LIFE

A journey through history

Rehearsal in progress  

A GORED, speared horse. A woman shrieking in agony. Haunting images of children, people in despair, broken swords, a dove and one last surviving flower.

The spotlight moves from this painting `Guernica' by Pablo Picasso, powerful invective against violence in modern art, to the stage, where its sequel unfolds.

The aftermath of a communal clash, with men and women cowering in terror and orphaned child refugees wandering about aimlessly. Is this the end of the glorious social and cultural legacy that was handed down to us by the likes of Gandhiji and Vivekananda?

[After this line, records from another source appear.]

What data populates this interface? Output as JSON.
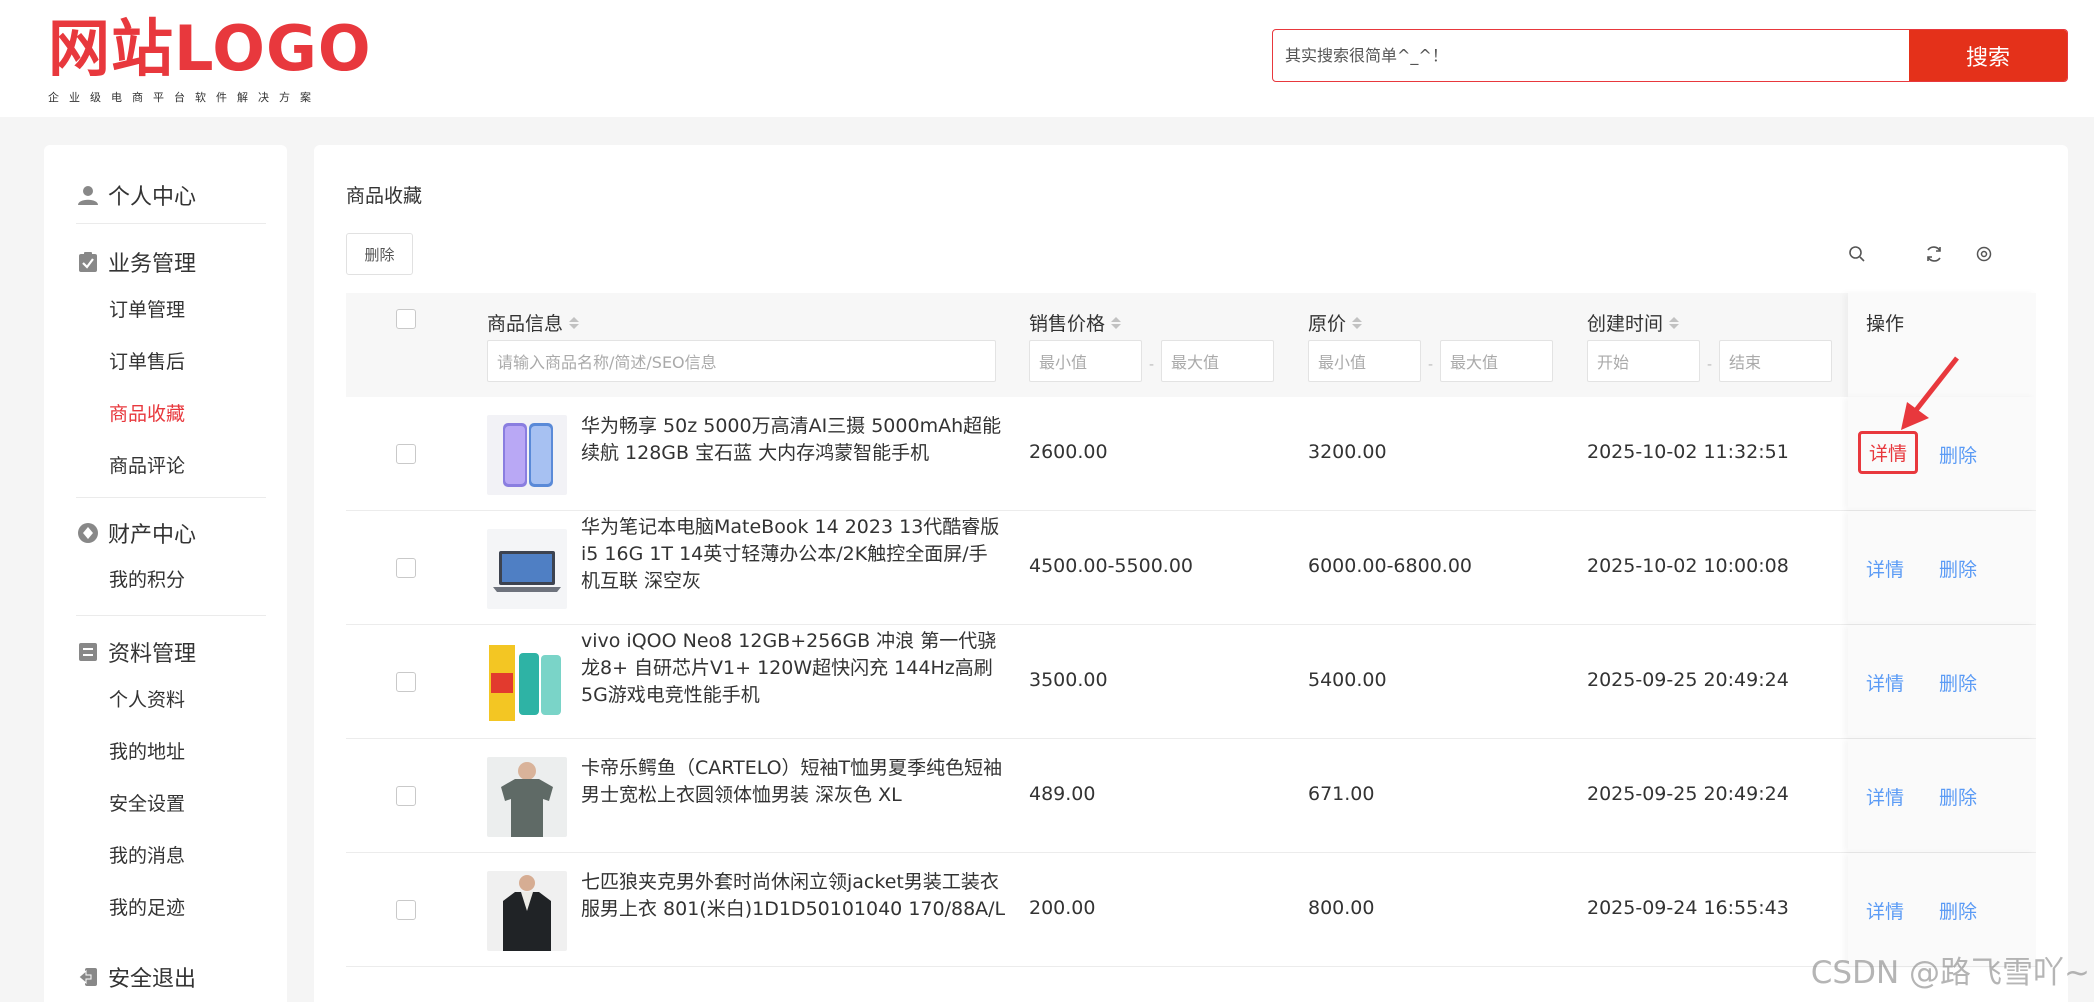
{
  "header": {
    "logo_text": "网站LOGO",
    "logo_slogan": "企业级电商平台软件解决方案",
    "search_placeholder": "其实搜索很简单^_^！",
    "search_button": "搜索"
  },
  "sidebar": {
    "groups": [
      {
        "label": "个人中心",
        "icon": "user-icon",
        "items": []
      },
      {
        "label": "业务管理",
        "icon": "clipboard-icon",
        "items": [
          "订单管理",
          "订单售后",
          "商品收藏",
          "商品评论"
        ]
      },
      {
        "label": "财产中心",
        "icon": "coin-icon",
        "items": [
          "我的积分"
        ]
      },
      {
        "label": "资料管理",
        "icon": "document-icon",
        "items": [
          "个人资料",
          "我的地址",
          "安全设置",
          "我的消息",
          "我的足迹"
        ]
      },
      {
        "label": "安全退出",
        "icon": "logout-icon",
        "items": []
      }
    ],
    "active_item": "商品收藏"
  },
  "main": {
    "title": "商品收藏",
    "delete_button": "删除",
    "toolbar_icons": [
      "search-icon",
      "refresh-icon",
      "settings-icon"
    ],
    "columns": {
      "product": "商品信息",
      "sale_price": "销售价格",
      "original_price": "原价",
      "created_at": "创建时间",
      "actions": "操作"
    },
    "filters": {
      "product_placeholder": "请输入商品名称/简述/SEO信息",
      "min": "最小值",
      "max": "最大值",
      "start": "开始",
      "end": "结束"
    },
    "rows": [
      {
        "name": "华为畅享 50z 5000万高清AI三摄 5000mAh超能续航 128GB 宝石蓝 大内存鸿蒙智能手机",
        "sale_price": "2600.00",
        "original_price": "3200.00",
        "created_at": "2025-10-02 11:32:51",
        "detail": "详情",
        "delete": "删除"
      },
      {
        "name": "华为笔记本电脑MateBook 14 2023 13代酷睿版 i5 16G 1T 14英寸轻薄办公本/2K触控全面屏/手机互联 深空灰",
        "sale_price": "4500.00-5500.00",
        "original_price": "6000.00-6800.00",
        "created_at": "2025-10-02 10:00:08",
        "detail": "详情",
        "delete": "删除"
      },
      {
        "name": "vivo iQOO Neo8 12GB+256GB 冲浪 第一代骁龙8+ 自研芯片V1+ 120W超快闪充 144Hz高刷 5G游戏电竞性能手机",
        "sale_price": "3500.00",
        "original_price": "5400.00",
        "created_at": "2025-09-25 20:49:24",
        "detail": "详情",
        "delete": "删除"
      },
      {
        "name": "卡帝乐鳄鱼（CARTELO）短袖T恤男夏季纯色短袖男士宽松上衣圆领体恤男装 深灰色 XL",
        "sale_price": "489.00",
        "original_price": "671.00",
        "created_at": "2025-09-25 20:49:24",
        "detail": "详情",
        "delete": "删除"
      },
      {
        "name": "七匹狼夹克男外套时尚休闲立领jacket男装工装衣服男上衣 801(米白)1D1D50101040 170/88A/L",
        "sale_price": "200.00",
        "original_price": "800.00",
        "created_at": "2025-09-24 16:55:43",
        "detail": "详情",
        "delete": "删除"
      }
    ]
  },
  "watermark": "CSDN @路飞雪吖~",
  "colors": {
    "brand": "#e8383d",
    "search_button": "#e4311a",
    "link": "#5b9bf5"
  }
}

`Bharatheeyam', a cultural show to be staged in Thiruvananthapuram city on August 16, would be a nostalgic journey through the historic events that shaped contemporary society and an attempt to seek answers _ where did we go wrong?

The show, which is being presented as part of the third anniversary celebrations of Kairali TV, fully explores the possibilities of multi-media projection. Thus action happens not just on the stage, but also on the two 16 mm screens flanking the stage. Characters step out of the screen on to the stage and fade away into the screen again.

``Bharatheeyam is a journey back in time, a long and arduous trek through history. It is our voice of protest against the current social and political degeneration and what it has done to the delicate secular structure of society,'' says Murali, cine actor, who has conceived the show along with P. T. Kunjumohammed. ``What is special about this show is that the entire sequence of events unfolds through scenes from our great literary works, each of which represent a milestone in our social history. Characters from those poems, plays and novels come on stage and through them one gets a glimpse into the social and cultural milieu of the time,'' says Murali.

Most of the events in Kerala's political history had been shaped out of great social reformation movements. ``Events such as the Temple Entry Proclamation has deeply influenced political movements of the time. The literary works of the time speak about a secular social atmosphere. But all that has undergone so much changes and we have strayed so far away from our cultural heritage,'' says Babu Bharadwaj, who has done the script for the show along with N. Sasidharan.

Murali says that few shows have been done here exploiting the possibilities of multi-media. ``Stage shows today have no content or depth. Vulgarised mix of various traditional art forms are presented on garish sets, designed to overwhelm the audience. We are determined to make this show different,'' he says.

Murali and P.T.Kunjumohammed giving directions.

Murali and P.T.Kunjumohammed giving directions.  

The show encompasses a historical time-frame of over eight decades, from the 1920s. Gandhiji, Swami Vivekanandan, Sree Narayana Guru are some of the powerful symbols used on the stage. The scene shifts to Kerala, the freedom struggles here and social reformation movements. One is taken through the events that led to the formation of the first Communist government in the State and its fall, Emergency, the contemporary events like the tribals' struggle for homeland and finally, Marad.

The literary works that become powerful devices of this journey through history include poems by Asan, Ulloor, Vailoppilli, Kadammanitta, O.N.V Kurup, Sachithanandan's `Naavu Maram', novels by Uroob (`Ummachu'), M. T. Vasudevan Nair (`Asuravithu'), Thikkodiyan (`Chuvanna Kadal'), plays by K.T. Mohammed (`Ithu Bhoomiyaanu'), Cherukad (`Nammal Onnanu'), Thoppil Bhasi (`Ningal Enne Communistakki'), E.M. Taj (`Ravunni'), to name a few.

About 100 artistes, including Mukesh, Zeenath, Ershad, Nilambur Ayesha, Narendra Prasad, M.R. Gopakumar, Madhupal, Aliyar, Premkumar, Sandhya Rajendran, E.A. Rajendran are participating in the show. Also, poets, O.N.V. and Kadammanitta will come on stage to recite their poems.

The show is directed by Priyanandan and Pramod Payyannur, music is by Sharath and light and sounds by Sunil Kudavattoor.

``Politics today lacks heart and soul. People are crying out for the warmth and the solace of love, which alone can see us ahead in turbulent times. Compassion should be the other side of power, that's what we're trying to say,'' says Bharadwaj.

By Maya C.

Photos: S. Mahinsha